Work item:
Filter the records down to the lines that hold the word "JSON", and copy each of those lines.

Dataset rows for apps and sites:
::::::::::

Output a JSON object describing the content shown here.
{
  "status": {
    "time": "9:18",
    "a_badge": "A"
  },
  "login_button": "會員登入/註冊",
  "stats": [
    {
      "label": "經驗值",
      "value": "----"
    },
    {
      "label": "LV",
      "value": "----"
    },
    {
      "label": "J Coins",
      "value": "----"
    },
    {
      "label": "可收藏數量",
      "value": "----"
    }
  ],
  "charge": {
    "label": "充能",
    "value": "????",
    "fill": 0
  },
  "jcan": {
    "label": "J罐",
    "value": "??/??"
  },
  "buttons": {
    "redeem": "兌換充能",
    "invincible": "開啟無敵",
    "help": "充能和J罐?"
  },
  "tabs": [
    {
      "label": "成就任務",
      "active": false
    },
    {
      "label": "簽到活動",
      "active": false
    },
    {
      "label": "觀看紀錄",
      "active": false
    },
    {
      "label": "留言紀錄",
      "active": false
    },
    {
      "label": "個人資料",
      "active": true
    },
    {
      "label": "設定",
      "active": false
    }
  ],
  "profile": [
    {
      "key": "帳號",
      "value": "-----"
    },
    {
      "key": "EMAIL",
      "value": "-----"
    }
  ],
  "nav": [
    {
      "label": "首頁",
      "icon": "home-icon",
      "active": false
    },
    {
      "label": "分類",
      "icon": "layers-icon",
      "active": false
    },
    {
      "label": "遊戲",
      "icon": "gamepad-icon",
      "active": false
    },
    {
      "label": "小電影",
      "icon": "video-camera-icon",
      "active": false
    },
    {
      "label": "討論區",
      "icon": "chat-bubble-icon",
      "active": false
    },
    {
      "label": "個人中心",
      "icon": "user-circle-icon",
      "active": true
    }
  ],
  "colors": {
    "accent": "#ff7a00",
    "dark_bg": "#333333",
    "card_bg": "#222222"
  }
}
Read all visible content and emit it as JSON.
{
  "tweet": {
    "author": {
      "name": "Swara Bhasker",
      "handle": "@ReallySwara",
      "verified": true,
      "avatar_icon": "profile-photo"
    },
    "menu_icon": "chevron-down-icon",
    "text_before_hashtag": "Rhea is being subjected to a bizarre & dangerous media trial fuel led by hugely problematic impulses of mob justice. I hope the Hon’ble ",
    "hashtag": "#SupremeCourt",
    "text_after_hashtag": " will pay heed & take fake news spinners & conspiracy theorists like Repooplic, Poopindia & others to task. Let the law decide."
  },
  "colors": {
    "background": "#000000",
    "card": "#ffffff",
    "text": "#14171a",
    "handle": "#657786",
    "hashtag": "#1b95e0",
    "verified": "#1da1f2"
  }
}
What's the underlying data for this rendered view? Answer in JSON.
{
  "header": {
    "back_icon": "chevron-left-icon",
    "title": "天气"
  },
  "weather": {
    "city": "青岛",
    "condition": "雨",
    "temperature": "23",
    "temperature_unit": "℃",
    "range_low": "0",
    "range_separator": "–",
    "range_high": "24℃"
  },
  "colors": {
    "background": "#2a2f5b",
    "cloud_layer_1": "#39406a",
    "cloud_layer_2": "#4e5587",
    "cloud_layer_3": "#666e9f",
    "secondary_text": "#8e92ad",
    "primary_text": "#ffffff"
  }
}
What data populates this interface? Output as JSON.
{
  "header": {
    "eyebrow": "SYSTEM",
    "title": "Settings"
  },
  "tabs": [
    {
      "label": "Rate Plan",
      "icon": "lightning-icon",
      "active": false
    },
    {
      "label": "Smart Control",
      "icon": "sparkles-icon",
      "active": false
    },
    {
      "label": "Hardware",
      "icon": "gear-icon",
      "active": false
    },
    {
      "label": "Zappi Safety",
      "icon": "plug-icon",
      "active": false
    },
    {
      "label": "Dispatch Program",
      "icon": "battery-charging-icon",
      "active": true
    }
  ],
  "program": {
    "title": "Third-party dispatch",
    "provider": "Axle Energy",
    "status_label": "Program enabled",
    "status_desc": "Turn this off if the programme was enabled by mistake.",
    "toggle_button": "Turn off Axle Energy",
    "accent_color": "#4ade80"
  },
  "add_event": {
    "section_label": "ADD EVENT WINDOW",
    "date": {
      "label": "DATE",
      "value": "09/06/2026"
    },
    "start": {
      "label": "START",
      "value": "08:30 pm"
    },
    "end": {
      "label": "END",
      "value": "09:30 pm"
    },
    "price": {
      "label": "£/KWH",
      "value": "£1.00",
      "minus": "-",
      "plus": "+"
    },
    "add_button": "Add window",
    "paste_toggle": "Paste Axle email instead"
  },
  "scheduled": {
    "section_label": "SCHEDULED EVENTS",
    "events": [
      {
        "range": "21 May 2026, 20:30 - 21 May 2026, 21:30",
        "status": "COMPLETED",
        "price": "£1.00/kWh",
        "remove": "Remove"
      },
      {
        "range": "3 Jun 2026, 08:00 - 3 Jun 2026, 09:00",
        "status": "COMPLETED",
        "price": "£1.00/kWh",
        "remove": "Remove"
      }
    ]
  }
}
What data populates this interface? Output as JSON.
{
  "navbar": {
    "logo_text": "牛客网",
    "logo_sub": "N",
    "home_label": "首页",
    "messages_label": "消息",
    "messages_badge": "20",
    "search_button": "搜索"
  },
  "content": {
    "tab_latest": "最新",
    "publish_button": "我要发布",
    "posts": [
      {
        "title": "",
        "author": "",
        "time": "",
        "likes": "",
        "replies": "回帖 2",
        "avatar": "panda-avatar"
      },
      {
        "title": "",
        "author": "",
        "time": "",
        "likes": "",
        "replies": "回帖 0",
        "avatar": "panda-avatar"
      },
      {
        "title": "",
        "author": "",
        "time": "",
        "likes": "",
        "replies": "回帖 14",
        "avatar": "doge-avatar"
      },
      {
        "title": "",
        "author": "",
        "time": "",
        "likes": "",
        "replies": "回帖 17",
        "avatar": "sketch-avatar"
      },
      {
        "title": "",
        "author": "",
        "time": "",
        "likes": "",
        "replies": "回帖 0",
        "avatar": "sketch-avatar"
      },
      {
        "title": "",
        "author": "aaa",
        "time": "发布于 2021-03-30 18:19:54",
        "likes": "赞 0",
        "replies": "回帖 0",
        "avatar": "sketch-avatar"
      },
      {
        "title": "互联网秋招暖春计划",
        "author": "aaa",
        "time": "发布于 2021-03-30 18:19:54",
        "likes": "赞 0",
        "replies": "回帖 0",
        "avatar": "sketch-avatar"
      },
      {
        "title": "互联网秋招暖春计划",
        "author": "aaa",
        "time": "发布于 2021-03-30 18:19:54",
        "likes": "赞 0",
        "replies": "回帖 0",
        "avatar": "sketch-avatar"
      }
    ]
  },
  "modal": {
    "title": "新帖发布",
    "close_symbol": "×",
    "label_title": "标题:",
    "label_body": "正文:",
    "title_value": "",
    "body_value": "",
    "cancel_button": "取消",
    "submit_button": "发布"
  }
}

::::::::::

Result:
Output a JSON object describing the content shown here.
Read all visible content and emit it as JSON.
What's the underlying data for this rendered view? Answer in JSON.
What data populates this interface? Output as JSON.
What data populates this interface? Output as JSON.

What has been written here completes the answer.